Anyway, the only video of his bench press is locked behind the hideous wall that is a link to the NFL.com video section. I took the plunge and tried to watch the video, but it constantly kept glitching, failing to load, or would load the advert but not the actual video.
NFL.com's video section used to be good... once upon a time. Now? For a company that makes as much money as the NFL does, it's a complete disgrace. When you compare it to ESPN, where I have yet to have even so much as a single problem, it just makes the NFL look like laughable amateurs in the online media world.
I've said it before and I'll say it again, there are amateur video game and movie critics out there on the web who do their own video hosting etc and even they manage to provide a service that is reasonably good. And the NFL wants to create its own network? Give me a break.
And now back to your normal programming.
- Ladarius Green, Louisiana-Lafayette: What's a polite way of saying that you think someone has been over rated? Andrew Lucked? Robert Griffined? Ladarius Greened?
I guess that's not really fair because to be over rated you would actually have to be touted as being more than you are and I suppose Green isn't really being touted all that much, but his name does seem to crop up in the top five of every list going about 2012 tight end prospects.
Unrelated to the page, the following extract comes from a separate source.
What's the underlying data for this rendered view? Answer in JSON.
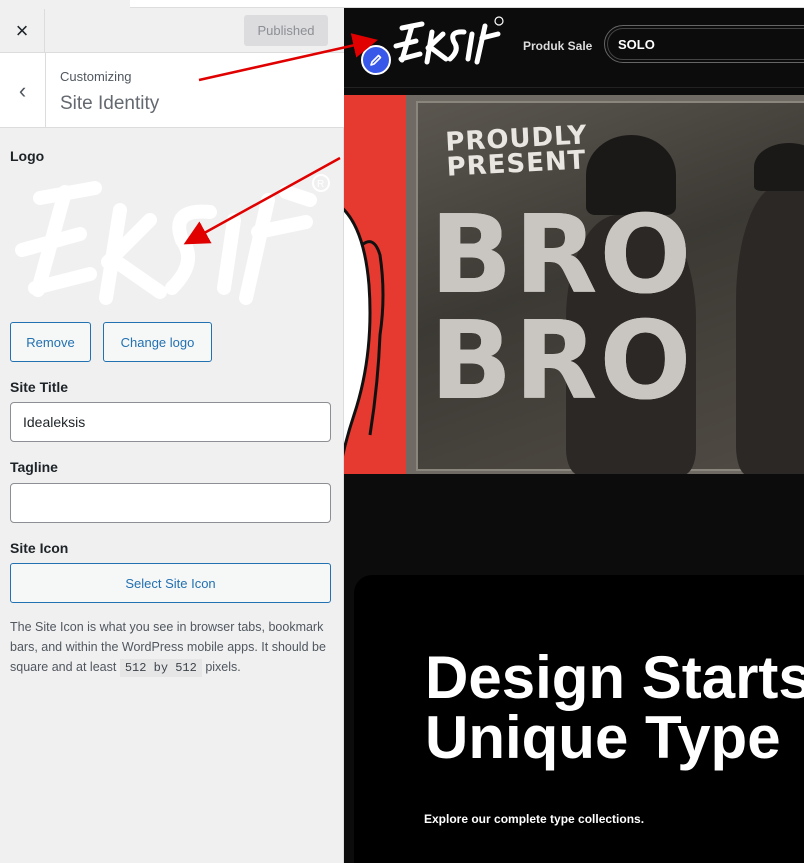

As a run blocker he can't really compete in the NFL and as a receiver he seemed to struggle against all but the very weakest defensive teams. I can't see him having the speed or competence in route running to do much at the next level.
- Michael Egnew, Missouri: Meh. Egnew is pretty quick with the ball in his hands, but broadly speaking he doesn't have much that will attract NFL teams. Coming out of the Missouri offense his route tree is incredibly small (more like a shrub) and he doesn't have great technique. He really struggles to separate from defenders and at times looks a little lazy. The odds are against him I think, unless someone can figure out a way to harness that speed, perhaps making him a third down tight end who runs mainly seam routes?
- Evan Rodriguez, Temple: I can't hate on someone like Rodriguez who seems to just enjoy the contact that takes place on a football field. He's a willing and very able run blocker who has demonstrated time and again the ability to take on bigger defenders and keep them away from the runner.
As a pass catcher however Rodriguez has some good, some bad. The good is that he adjusts to badly thrown passes pretty well and has pretty safe hands. The bad is that his route tree might actually be smaller than Egnew's. He really didn't run much beyond about 5 yards and his utility takes a big hit as a result.
Unfortunately he just doesn't offer anything unique or worthwhile to a team. He might be the kind of guy who can set the tone in a practice session with his aggression and attitude, but on the field he offers nothing that any back up tight end in the NFL couldn't do. It's just not worth picking him.
- David Paulson, Oregon: I'm not a huge fan of Paulson as a run blocker, though he does ok. In the passing game he is a treat to watch. His crappy 40 time at the combine aside, Paulson runs pretty good routes and he has exceptional hands.
Projections for him are quite low, especially after that 40 yard dash, but I think people should keep their eye on this kid. He's another one of these "target men", who can make a quarterback look better than he really is. I think he has a bright future ahead of him. Just a gut feeling.
That's your lot for now. Tight ends are thin on the ground this year, certainly not as deep as we've seen in the past. In general this strikes me as being quite a crappy year for the draft. Hopefully as we now move over to the defensive side things will pick up, although from what I've seen looking at a few players here and there, it doesn't get much better.